Hi, friends. I love reading posts in which people embrace vulnerability and acknowledge their flaws, so in this post, I’m sharing a couple stories with y’all about my struggles with pride, and more specifically, rejection. Though I’m still far from perfect, I’m trying to allow God’s grace to flow through every part of me–especially the not-so-pretty parts.
I’ve always had a drive to be the best.
How Rejection Altered my Plans in College
I’ve always excelled academically. All my life, I’ve loved the feelings of accomplishment and admiration. As a lifelong reader and writer, I naturally joined my high school newspaper; over the years, I wrote many articles and ended my senior year as the editor-in-chief. Going into college, I had no doubts that my new instructors would love me and I’d make some of the highest grades in class. Given my newspaper experience, I was especially confident about my writing skills. I declared an English major right off the bat.
Fast forward to my first English course in university–we’re getting our first essays handed back, and I assume I rocked it, of course! Boy, was I floored to see a big, fat “F” on the paper. I was like a fish that had moved from a bowl to a pond; suddenly, all my clout had evaporated.
After editing the first draft a couple times and still receiving another “F,” I dropped the course and switched majors because I didn’t know who I was if I wasn’t a good writer. Soon enough, I was taking business classes and earning average grades. I acted carelessly and out-of-character for a while. Part of that was being young and dumb in a new environment…but the early-on rejection of my writing abilities did cause me to question my identity.
After a year or two, when I took a basic writing course, a much kinder professor steered me back in the direction of the English department. After I switched my major back, I made straight A’s every semester until graduation. Suffice to say that I was in my element again.
Praise & Rejection as a Lay Servant
As a lay servant in the Methodist church, I have preached several sermons. I’m accustomed to excelling in the areas of teaching and preaching–an organic extension of my love for reading and writing. I thrive off the positive reception of my messages. Of course, I pray that I will be a vessel for the Word when I preach; my messages are sincere. I’m just being brutally honest and admitting that I crave validation.
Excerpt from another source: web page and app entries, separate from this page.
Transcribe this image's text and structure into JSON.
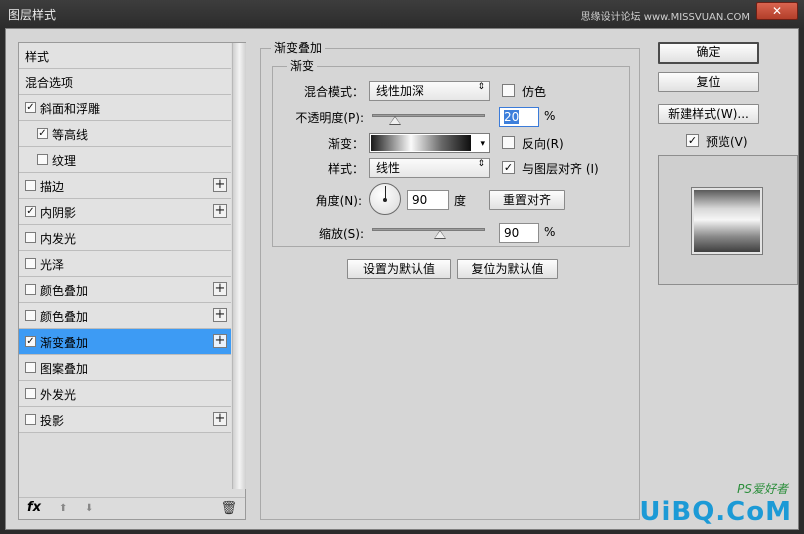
{
  "window": {
    "title": "图层样式",
    "watermark_top": "思缘设计论坛 www.MISSVUAN.COM",
    "close_label": "✕"
  },
  "left_panel": {
    "items": [
      {
        "label": "样式",
        "checkbox": false,
        "checked": false,
        "plus": false,
        "indent": 0,
        "selected": false
      },
      {
        "label": "混合选项",
        "checkbox": false,
        "checked": false,
        "plus": false,
        "indent": 0,
        "selected": false
      },
      {
        "label": "斜面和浮雕",
        "checkbox": true,
        "checked": true,
        "plus": false,
        "indent": 0,
        "selected": false
      },
      {
        "label": "等高线",
        "checkbox": true,
        "checked": true,
        "plus": false,
        "indent": 1,
        "selected": false
      },
      {
        "label": "纹理",
        "checkbox": true,
        "checked": false,
        "plus": false,
        "indent": 1,
        "selected": false
      },
      {
        "label": "描边",
        "checkbox": true,
        "checked": false,
        "plus": true,
        "indent": 0,
        "selected": false
      },
      {
        "label": "内阴影",
        "checkbox": true,
        "checked": true,
        "plus": true,
        "indent": 0,
        "selected": false
      },
      {
        "label": "内发光",
        "checkbox": true,
        "checked": false,
        "plus": false,
        "indent": 0,
        "selected": false
      },
      {
        "label": "光泽",
        "checkbox": true,
        "checked": false,
        "plus": false,
        "indent": 0,
        "selected": false
      },
      {
        "label": "颜色叠加",
        "checkbox": true,
        "checked": false,
        "plus": true,
        "indent": 0,
        "selected": false
      },
      {
        "label": "颜色叠加",
        "checkbox": true,
        "checked": false,
        "plus": true,
        "indent": 0,
        "selected": false
      },
      {
        "label": "渐变叠加",
        "checkbox": true,
        "checked": true,
        "plus": true,
        "indent": 0,
        "selected": true
      },
      {
        "label": "图案叠加",
        "checkbox": true,
        "checked": false,
        "plus": false,
        "indent": 0,
        "selected": false
      },
      {
        "label": "外发光",
        "checkbox": true,
        "checked": false,
        "plus": false,
        "indent": 0,
        "selected": false
      },
      {
        "label": "投影",
        "checkbox": true,
        "checked": false,
        "plus": true,
        "indent": 0,
        "selected": false
      }
    ],
    "footer": {
      "fx": "fx",
      "up": "⬆",
      "down": "⬇",
      "trash": "🗑"
    }
  },
  "gradient_overlay": {
    "section_title": "渐变叠加",
    "group_title": "渐变",
    "blend_mode": {
      "label": "混合模式：",
      "value": "线性加深"
    },
    "dither": {
      "label": "仿色",
      "checked": false
    },
    "opacity": {
      "label": "不透明度(P):",
      "value": "20",
      "unit": "%",
      "fraction": 0.2
    },
    "gradient": {
      "label": "渐变："
    },
    "reverse": {
      "label": "反向(R)",
      "checked": false
    },
    "style": {
      "label": "样式：",
      "value": "线性"
    },
    "align": {
      "label": "与图层对齐 (I)",
      "checked": true
    },
    "angle": {
      "label": "角度(N):",
      "value": "90",
      "unit": "度"
    },
    "reset_align_label": "重置对齐",
    "scale": {
      "label": "缩放(S):",
      "value": "90",
      "unit": "%",
      "fraction": 0.6
    },
    "set_default_label": "设置为默认值",
    "reset_default_label": "复位为默认值"
  },
  "right_panel": {
    "ok_label": "确定",
    "reset_label": "复位",
    "new_style_label": "新建样式(W)...",
    "preview": {
      "label": "预览(V)",
      "checked": true
    }
  },
  "watermark": {
    "main": "UiBQ.CoM",
    "sub": "PS爱好者"
  },
  "symbols": {
    "check": "✓",
    "plus": "+",
    "updown": "⇕",
    "down": "▾"
  }
}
Last year, I took a course on preaching at lay school. On the last day, we all gave sermons, then we all voted for the person who should preach at the final gathering with the whole lay school. I put my heart and soul into my message. As we waited for the vote to be tallied, I literally counseled myself in my head–“It’s okay if you don’t win. It’s not about you.” [I’ve known for a while that I struggle with pride. At least I’m self-aware. ;)] But when the tallies for each person were announced, no one had voted for me (except for my grandma), and I felt the crushing sting of rejection again. Once again, the fish had been transported from a bowl to a pond and felt less special than usual.
I beat myself up for my reaction after all was said and done. Several other people didn’t win either, Lily, and I bet they don’t even care! Why are you so selfish?!
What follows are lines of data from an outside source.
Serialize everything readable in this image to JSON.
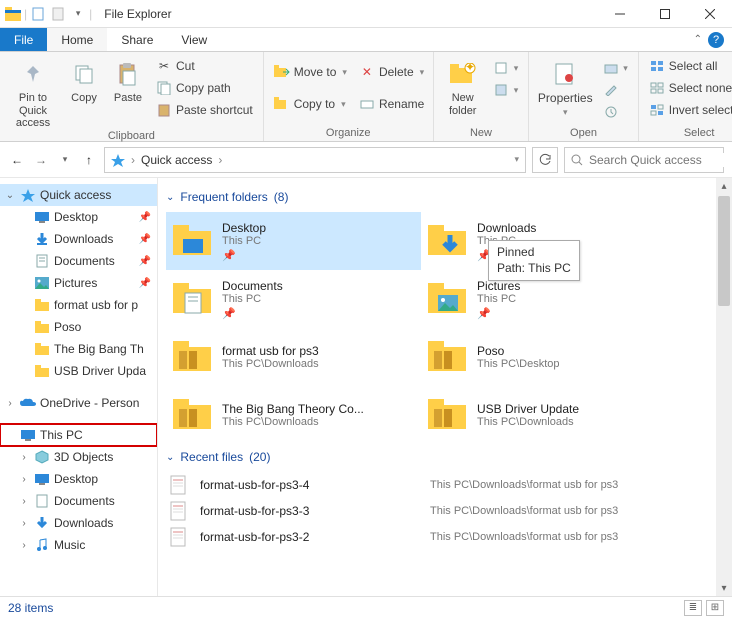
{
  "title": "File Explorer",
  "tabs": {
    "file": "File",
    "home": "Home",
    "share": "Share",
    "view": "View"
  },
  "ribbon": {
    "clipboard": {
      "label": "Clipboard",
      "pin": "Pin to Quick\naccess",
      "copy": "Copy",
      "paste": "Paste",
      "cut": "Cut",
      "copypath": "Copy path",
      "pasteshortcut": "Paste shortcut"
    },
    "organize": {
      "label": "Organize",
      "moveto": "Move to",
      "copyto": "Copy to",
      "delete": "Delete",
      "rename": "Rename"
    },
    "new": {
      "label": "New",
      "newfolder": "New\nfolder"
    },
    "open": {
      "label": "Open",
      "properties": "Properties"
    },
    "select": {
      "label": "Select",
      "selectall": "Select all",
      "selectnone": "Select none",
      "invert": "Invert selection"
    }
  },
  "address": {
    "root": "Quick access"
  },
  "search": {
    "placeholder": "Search Quick access"
  },
  "sidebar": {
    "quickaccess": "Quick access",
    "items": [
      {
        "label": "Desktop",
        "pinned": true
      },
      {
        "label": "Downloads",
        "pinned": true
      },
      {
        "label": "Documents",
        "pinned": true
      },
      {
        "label": "Pictures",
        "pinned": true
      },
      {
        "label": "format usb for p",
        "pinned": false
      },
      {
        "label": "Poso",
        "pinned": false
      },
      {
        "label": "The Big Bang Th",
        "pinned": false
      },
      {
        "label": "USB Driver Upda",
        "pinned": false
      }
    ],
    "onedrive": "OneDrive - Person",
    "thispc": "This PC",
    "pcitems": [
      {
        "label": "3D Objects"
      },
      {
        "label": "Desktop"
      },
      {
        "label": "Documents"
      },
      {
        "label": "Downloads"
      },
      {
        "label": "Music"
      }
    ]
  },
  "sections": {
    "frequent": {
      "title": "Frequent folders",
      "count": "(8)"
    },
    "recent": {
      "title": "Recent files",
      "count": "(20)"
    }
  },
  "folders": [
    {
      "name": "Desktop",
      "loc": "This PC",
      "pinned": true,
      "selected": true
    },
    {
      "name": "Downloads",
      "loc": "This PC",
      "pinned": true
    },
    {
      "name": "Documents",
      "loc": "This PC",
      "pinned": true
    },
    {
      "name": "Pictures",
      "loc": "This PC",
      "pinned": true
    },
    {
      "name": "format usb for ps3",
      "loc": "This PC\\Downloads"
    },
    {
      "name": "Poso",
      "loc": "This PC\\Desktop"
    },
    {
      "name": "The Big Bang Theory Co...",
      "loc": "This PC\\Downloads"
    },
    {
      "name": "USB Driver Update",
      "loc": "This PC\\Downloads"
    }
  ],
  "tooltip": {
    "line1": "Pinned",
    "line2": "Path: This PC"
  },
  "files": [
    {
      "name": "format-usb-for-ps3-4",
      "path": "This PC\\Downloads\\format usb for ps3"
    },
    {
      "name": "format-usb-for-ps3-3",
      "path": "This PC\\Downloads\\format usb for ps3"
    },
    {
      "name": "format-usb-for-ps3-2",
      "path": "This PC\\Downloads\\format usb for ps3"
    }
  ],
  "status": {
    "items": "28 items"
  }
}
When I faced rejection as a college freshman, my world was flipped on its axis. But now that Jesus is real to me and I genuinely strive to live in the Holy Spirit, I try to be humble and receive rejection with grace. I reassure myself with the knowledge that we are all important and beloved members of the body of Christ.
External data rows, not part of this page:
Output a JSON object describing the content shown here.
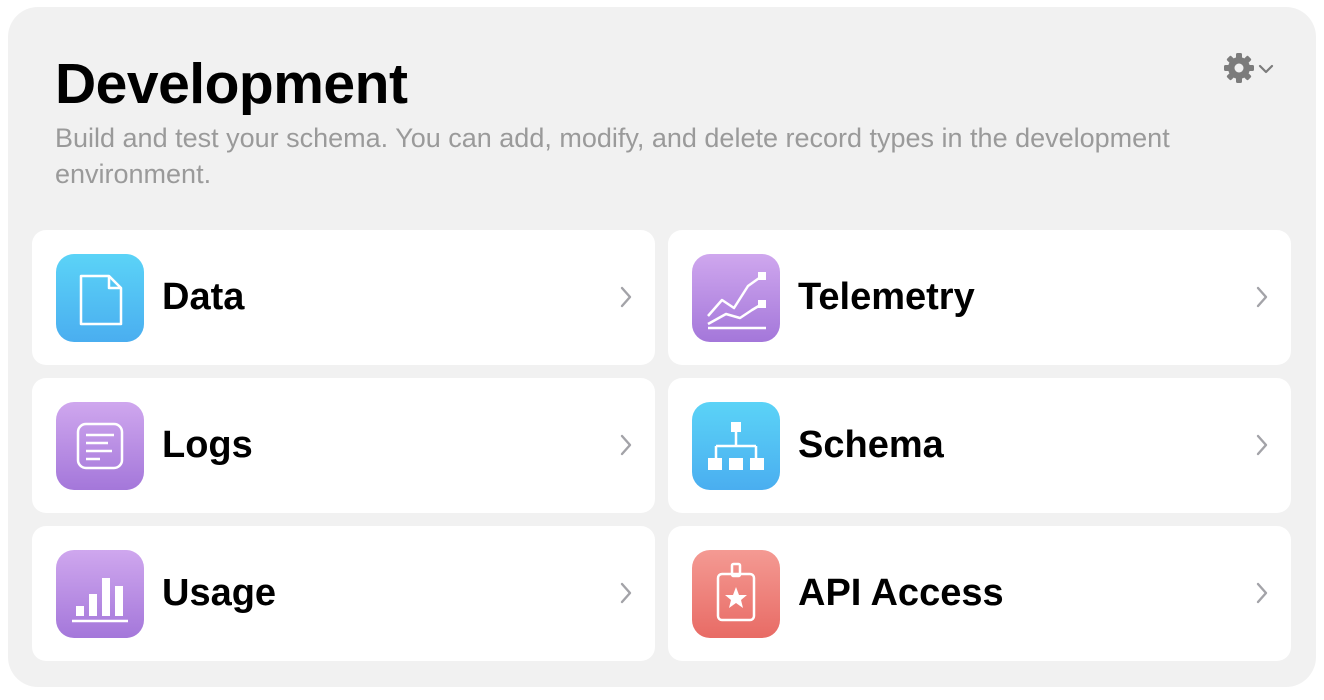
{
  "header": {
    "title": "Development",
    "subtitle": "Build and test your schema. You can add, modify, and delete record types in the development environment."
  },
  "settings": {
    "icon": "gear-icon",
    "menu_icon": "chevron-down-icon"
  },
  "cards": [
    {
      "label": "Data",
      "icon": "document-icon",
      "color": "#4fbdf3"
    },
    {
      "label": "Telemetry",
      "icon": "line-chart-icon",
      "color": "#b98ce4"
    },
    {
      "label": "Logs",
      "icon": "log-text-icon",
      "color": "#b98ce4"
    },
    {
      "label": "Schema",
      "icon": "hierarchy-icon",
      "color": "#4fbdf3"
    },
    {
      "label": "Usage",
      "icon": "bar-chart-icon",
      "color": "#b98ce4"
    },
    {
      "label": "API Access",
      "icon": "badge-star-icon",
      "color": "#ec7d76"
    }
  ]
}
I’ve always had a drive to be the best, but I should only strive to be MY best. And if I ever feel that my time, efforts, and God-given talents have been overlooked, I should remember that God always sees me.
Thanks for reading! Have you ever struggled with pride or rejection? Let me know in the comments.